5 Things We Learned at CinemaCon: Fading A-Listers, Killer Comedies, Where Are the Minorities?
5 Things Learned at CinemaCon: Fading A-Listers, Killer Comedies, Where Are the Minorities?
CinemaCon, the annual lovefest between movie theater owners and studios, is always rigidly on message. People love the communal movies and the cinemas will never go away, studio chief after studio chief announces with barely a passing mention of the digital upstarts that are endangering the moviegoing experience.
Between the panegyrics and the sizzle reels, the gaudy box office stats and the celebrity appearances, it's easy to detect an industry in transition. From a lack of ethnic and female faces to the rise of a new crop of A-list actors, here are five things that should be on Hollywood's radar after the exhibition trade show.
1. Hollywood Needs More Women and Minorities Stat
The rise of markets such as Brazil and China in recent years has shown Hollywood that catering to the global box office is critically important to the long-term growth of the industry.
At the same time, films like "The Hunger Games" and "Bridesmaids" have demonstrated that women have exploded the long-held prejudice that they cannot anchor action movies or R-rated comedies.
Judging from the films scheduled to hit theaters this summer, the lesson has been lost on most major studios. With a few exceptions, most notably female buddy cop romp "The Heat," it is largely white men who will be doing the fighting and joke cracking at the multiplex from May through August.
The executive suite and the director's chair also remain the homogenized provenance of white men. Most of the people who took the stage at the various studio presentations shared the same pigment and lacked a second X chromosome. Could that have something to do with the preponderance of movies starring white men, geared towards white men?
Kevin Hart, who emceed Lionsgate's presentation, was quick to crack his jocular whip.
"I want everybody to look around you and notice there are five black people in the room," Hart joked. "They're with me; they're cool. They probably don't have passes cause I snuck 'em in here."
That resistance is bad for business. "Fast & Furious 6" with its cast of Asian, Hispanic and African-American actors generated one of the strongest responses at CinemaCon, while "The Heat" with Melissa McCarthy and Sandra Bullock was greeted with uproarious laughter when it screened in its entirety at the convention.
Introducing Regal Cinemas CEO Amy Miles, National Association of Theatre Owners CEO John Fithian said he wished he could clone her because there were so few women in positions of power in the movie industry. Barring that, it might be a good idea for studios to do more to foster greater diversity in the board room in a way that mirrors the growing diversity in the moviegoing population.
Also Read: TheWrap's Complete CinemaCon Coverage
2. The Old Guard of A-List Actors Is Looking Creaky. The New Guard? Just Fine.

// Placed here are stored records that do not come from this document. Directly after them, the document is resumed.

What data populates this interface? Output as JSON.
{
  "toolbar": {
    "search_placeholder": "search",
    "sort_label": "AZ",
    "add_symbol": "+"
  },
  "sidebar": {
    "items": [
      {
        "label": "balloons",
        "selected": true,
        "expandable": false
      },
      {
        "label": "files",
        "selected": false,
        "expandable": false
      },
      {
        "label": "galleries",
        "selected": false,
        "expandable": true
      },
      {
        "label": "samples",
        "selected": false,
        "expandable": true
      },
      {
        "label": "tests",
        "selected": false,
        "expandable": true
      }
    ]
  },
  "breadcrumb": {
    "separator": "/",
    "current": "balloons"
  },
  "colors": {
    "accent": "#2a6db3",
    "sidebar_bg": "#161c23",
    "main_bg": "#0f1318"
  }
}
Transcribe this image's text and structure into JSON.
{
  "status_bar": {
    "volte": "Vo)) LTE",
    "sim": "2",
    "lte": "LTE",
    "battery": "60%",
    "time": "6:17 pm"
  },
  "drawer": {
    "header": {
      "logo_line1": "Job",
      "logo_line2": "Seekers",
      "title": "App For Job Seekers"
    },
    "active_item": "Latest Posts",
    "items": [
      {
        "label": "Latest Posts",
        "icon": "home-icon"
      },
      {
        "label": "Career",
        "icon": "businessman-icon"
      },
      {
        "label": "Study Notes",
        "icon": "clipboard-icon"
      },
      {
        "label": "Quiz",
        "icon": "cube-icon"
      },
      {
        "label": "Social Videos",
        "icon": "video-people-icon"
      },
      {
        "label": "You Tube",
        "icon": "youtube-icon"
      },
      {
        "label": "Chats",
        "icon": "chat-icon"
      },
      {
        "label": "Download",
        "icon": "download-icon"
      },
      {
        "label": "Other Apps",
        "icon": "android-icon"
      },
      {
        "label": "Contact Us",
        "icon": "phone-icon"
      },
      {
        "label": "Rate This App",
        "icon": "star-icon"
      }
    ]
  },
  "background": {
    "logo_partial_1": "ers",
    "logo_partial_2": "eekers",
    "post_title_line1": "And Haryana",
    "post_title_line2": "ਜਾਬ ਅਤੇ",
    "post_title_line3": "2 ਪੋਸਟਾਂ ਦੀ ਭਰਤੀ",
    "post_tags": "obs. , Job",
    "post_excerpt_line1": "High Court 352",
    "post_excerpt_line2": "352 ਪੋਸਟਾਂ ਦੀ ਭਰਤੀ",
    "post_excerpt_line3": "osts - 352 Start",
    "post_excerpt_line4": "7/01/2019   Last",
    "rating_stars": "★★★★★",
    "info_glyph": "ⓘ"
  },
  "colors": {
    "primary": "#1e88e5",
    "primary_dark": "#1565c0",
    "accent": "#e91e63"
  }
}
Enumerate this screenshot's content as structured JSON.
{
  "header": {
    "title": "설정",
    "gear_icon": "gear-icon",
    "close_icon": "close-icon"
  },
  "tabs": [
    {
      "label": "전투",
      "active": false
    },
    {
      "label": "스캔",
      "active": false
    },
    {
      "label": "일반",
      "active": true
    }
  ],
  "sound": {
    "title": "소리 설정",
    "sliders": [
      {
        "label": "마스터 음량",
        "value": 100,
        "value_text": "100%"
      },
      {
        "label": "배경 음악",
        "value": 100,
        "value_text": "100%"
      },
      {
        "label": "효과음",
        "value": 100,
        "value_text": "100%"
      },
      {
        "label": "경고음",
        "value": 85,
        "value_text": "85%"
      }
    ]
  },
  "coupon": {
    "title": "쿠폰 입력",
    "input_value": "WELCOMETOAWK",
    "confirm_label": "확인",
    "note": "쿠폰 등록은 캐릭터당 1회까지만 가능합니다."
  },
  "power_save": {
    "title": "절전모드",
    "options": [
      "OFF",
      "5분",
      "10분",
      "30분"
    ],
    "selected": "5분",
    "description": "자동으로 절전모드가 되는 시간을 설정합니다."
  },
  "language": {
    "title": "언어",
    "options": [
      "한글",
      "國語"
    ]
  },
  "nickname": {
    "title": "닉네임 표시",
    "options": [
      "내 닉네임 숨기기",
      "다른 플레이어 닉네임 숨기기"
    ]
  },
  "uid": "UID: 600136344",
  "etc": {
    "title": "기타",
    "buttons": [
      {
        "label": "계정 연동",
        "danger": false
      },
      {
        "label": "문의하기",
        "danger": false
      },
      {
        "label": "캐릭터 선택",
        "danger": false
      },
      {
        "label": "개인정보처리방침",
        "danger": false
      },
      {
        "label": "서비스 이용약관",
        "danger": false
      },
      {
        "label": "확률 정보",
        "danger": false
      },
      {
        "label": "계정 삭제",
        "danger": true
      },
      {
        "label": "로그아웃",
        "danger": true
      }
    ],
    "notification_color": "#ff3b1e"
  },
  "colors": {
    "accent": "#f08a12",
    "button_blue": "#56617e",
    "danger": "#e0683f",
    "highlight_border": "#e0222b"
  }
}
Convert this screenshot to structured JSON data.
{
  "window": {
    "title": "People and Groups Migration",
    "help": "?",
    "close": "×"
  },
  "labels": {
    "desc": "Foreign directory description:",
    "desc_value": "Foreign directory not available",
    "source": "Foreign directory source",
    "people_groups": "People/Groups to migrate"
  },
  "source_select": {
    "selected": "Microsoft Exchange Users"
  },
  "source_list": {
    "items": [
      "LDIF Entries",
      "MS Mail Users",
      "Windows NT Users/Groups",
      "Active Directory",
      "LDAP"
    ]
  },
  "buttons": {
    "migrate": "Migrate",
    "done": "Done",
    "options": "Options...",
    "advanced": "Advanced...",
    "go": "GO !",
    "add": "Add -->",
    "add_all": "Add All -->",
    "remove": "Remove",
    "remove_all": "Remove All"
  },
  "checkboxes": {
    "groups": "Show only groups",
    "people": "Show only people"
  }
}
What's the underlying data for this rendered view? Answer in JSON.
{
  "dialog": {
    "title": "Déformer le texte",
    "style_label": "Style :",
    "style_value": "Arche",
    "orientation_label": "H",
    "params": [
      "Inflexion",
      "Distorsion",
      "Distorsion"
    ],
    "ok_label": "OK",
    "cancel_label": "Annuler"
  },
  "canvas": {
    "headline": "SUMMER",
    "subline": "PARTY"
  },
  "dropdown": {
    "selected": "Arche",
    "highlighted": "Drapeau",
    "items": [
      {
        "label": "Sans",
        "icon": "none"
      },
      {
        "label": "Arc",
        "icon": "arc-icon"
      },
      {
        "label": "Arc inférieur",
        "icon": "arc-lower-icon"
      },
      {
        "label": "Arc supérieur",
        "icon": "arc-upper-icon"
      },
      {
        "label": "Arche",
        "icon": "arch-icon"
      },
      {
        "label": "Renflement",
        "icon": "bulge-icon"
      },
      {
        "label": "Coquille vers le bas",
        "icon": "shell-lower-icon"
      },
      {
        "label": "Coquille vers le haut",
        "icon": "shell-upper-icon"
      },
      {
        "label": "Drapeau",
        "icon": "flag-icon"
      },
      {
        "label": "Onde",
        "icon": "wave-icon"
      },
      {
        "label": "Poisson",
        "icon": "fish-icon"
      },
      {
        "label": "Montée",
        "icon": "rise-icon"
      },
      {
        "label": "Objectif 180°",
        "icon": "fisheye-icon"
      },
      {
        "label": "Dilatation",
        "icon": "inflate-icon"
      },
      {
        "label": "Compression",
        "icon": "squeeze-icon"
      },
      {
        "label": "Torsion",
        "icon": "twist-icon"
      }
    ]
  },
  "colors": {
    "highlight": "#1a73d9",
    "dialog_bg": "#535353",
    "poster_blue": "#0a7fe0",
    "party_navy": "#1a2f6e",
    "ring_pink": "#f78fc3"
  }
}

The number of stars who are capable of opening a major blockbuster has diminished in recent years and the few that remain, such as Johnny Depp and Brad Pitt, are now comfortably middle aged. Their wrinkles are starting to show, at least when it comes to launching star-vehicles with broad appeal.